··· TASK MATERIAL

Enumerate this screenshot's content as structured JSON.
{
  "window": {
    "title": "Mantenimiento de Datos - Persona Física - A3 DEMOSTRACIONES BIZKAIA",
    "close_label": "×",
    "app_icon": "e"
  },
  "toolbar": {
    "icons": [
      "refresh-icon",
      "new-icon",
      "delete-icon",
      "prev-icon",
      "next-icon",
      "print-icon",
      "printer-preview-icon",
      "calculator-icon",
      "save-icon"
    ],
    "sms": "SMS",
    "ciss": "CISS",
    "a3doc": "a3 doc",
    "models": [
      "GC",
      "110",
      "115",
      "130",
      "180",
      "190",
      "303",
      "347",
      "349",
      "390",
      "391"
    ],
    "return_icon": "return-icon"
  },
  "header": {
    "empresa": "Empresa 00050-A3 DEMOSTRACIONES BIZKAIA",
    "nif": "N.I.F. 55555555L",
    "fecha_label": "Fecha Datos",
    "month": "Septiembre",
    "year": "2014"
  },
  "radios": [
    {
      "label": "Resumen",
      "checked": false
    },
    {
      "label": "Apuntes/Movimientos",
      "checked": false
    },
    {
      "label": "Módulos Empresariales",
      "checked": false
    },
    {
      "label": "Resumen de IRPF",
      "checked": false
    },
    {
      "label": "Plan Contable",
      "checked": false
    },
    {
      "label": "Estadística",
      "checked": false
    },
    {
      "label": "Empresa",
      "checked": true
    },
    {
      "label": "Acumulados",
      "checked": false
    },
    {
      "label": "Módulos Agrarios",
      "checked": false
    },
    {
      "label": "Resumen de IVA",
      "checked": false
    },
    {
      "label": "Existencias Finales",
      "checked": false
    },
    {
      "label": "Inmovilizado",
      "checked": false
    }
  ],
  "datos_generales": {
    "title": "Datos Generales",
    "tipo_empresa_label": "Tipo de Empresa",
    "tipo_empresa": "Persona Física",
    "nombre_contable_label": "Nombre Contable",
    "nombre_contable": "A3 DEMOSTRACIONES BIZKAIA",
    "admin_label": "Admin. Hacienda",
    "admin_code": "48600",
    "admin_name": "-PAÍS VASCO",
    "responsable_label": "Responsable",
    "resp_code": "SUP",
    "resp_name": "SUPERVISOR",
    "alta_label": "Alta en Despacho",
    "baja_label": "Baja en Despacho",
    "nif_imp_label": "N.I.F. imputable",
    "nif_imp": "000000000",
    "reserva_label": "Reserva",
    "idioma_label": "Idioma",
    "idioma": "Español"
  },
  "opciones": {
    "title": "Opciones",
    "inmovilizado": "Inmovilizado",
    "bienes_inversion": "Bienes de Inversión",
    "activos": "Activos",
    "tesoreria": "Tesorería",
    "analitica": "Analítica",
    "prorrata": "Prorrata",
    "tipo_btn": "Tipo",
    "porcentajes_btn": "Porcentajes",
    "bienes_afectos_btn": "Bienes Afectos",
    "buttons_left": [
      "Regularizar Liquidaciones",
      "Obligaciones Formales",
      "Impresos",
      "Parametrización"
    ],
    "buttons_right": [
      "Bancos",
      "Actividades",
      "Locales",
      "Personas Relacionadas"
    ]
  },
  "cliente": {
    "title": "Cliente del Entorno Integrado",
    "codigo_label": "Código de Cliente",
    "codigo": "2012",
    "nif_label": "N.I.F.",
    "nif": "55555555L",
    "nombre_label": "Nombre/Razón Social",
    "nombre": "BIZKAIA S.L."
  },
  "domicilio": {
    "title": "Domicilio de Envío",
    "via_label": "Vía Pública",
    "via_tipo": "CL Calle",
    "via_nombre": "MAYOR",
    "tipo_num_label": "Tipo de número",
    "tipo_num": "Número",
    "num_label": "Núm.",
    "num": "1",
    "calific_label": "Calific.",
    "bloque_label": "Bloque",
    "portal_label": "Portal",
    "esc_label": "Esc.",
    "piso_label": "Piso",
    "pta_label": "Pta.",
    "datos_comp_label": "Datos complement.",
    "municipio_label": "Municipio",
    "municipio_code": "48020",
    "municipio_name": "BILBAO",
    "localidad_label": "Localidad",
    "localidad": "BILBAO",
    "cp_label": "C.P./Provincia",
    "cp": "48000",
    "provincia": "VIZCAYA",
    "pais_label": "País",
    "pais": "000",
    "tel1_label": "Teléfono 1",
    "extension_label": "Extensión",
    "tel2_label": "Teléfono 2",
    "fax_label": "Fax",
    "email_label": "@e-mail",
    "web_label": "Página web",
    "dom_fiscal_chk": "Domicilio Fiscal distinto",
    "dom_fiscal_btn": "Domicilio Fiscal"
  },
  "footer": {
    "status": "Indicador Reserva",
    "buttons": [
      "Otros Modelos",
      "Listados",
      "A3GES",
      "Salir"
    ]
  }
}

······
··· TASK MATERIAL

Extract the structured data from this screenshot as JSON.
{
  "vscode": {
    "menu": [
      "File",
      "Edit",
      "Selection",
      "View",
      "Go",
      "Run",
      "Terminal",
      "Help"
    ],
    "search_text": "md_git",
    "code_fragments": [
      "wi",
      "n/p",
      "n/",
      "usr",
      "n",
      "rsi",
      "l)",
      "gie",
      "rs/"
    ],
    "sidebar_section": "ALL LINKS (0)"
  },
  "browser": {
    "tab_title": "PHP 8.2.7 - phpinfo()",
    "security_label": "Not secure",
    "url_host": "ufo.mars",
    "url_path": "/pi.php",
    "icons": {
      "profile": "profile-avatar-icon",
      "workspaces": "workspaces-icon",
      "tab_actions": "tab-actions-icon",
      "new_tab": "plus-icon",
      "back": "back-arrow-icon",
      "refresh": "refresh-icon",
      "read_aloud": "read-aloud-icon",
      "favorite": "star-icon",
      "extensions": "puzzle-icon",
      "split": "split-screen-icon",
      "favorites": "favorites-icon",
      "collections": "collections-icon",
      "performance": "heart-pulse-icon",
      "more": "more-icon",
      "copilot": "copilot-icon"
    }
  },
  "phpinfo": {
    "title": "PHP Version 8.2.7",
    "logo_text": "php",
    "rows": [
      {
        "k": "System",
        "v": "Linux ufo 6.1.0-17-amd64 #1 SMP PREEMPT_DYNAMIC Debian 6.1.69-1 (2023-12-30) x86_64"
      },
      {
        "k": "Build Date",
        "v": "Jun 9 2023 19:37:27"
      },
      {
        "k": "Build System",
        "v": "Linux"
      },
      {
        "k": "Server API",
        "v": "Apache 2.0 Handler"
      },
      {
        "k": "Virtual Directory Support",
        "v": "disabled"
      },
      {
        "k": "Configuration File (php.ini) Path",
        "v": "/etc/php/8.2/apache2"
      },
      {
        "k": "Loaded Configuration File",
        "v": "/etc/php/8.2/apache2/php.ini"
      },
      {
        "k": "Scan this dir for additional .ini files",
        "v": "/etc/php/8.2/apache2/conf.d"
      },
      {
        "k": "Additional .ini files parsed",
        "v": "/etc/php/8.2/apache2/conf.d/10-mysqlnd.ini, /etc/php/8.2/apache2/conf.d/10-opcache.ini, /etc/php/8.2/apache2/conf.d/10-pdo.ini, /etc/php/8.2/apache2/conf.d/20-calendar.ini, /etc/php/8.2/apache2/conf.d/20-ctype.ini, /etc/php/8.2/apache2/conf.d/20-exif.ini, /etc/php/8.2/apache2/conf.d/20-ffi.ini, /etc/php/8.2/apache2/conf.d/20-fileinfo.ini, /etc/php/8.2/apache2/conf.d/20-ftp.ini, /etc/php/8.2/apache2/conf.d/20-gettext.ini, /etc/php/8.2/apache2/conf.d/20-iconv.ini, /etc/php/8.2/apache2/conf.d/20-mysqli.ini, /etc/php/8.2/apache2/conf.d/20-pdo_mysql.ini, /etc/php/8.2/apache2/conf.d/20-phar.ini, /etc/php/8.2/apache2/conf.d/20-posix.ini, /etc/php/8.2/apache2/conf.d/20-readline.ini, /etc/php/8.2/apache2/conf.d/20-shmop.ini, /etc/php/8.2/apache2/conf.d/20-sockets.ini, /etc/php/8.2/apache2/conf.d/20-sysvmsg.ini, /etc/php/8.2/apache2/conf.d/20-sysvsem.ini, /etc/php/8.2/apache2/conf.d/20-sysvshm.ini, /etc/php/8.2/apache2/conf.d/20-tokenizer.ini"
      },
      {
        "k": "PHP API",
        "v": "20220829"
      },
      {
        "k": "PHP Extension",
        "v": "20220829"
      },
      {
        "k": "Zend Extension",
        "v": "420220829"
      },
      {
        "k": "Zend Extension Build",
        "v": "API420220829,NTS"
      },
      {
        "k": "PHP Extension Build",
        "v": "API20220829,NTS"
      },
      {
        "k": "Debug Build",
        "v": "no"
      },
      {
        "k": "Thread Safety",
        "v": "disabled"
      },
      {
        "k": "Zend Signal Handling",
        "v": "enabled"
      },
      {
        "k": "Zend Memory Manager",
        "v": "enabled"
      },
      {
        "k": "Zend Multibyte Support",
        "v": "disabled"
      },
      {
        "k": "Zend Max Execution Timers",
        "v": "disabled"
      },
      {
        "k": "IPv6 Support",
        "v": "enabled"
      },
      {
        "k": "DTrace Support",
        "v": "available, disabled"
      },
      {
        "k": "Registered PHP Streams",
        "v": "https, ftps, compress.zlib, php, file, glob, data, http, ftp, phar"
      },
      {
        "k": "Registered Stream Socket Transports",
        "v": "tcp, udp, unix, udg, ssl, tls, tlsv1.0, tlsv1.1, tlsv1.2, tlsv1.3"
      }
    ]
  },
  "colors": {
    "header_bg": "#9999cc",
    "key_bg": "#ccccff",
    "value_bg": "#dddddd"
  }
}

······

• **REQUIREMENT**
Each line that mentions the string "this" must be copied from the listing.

• **SOLUTION BELOW**
Enumerate this screenshot's content as structured JSON.
Extract the structured data from this screenshot as JSON.
        "k": "Scan this dir for additional .ini files",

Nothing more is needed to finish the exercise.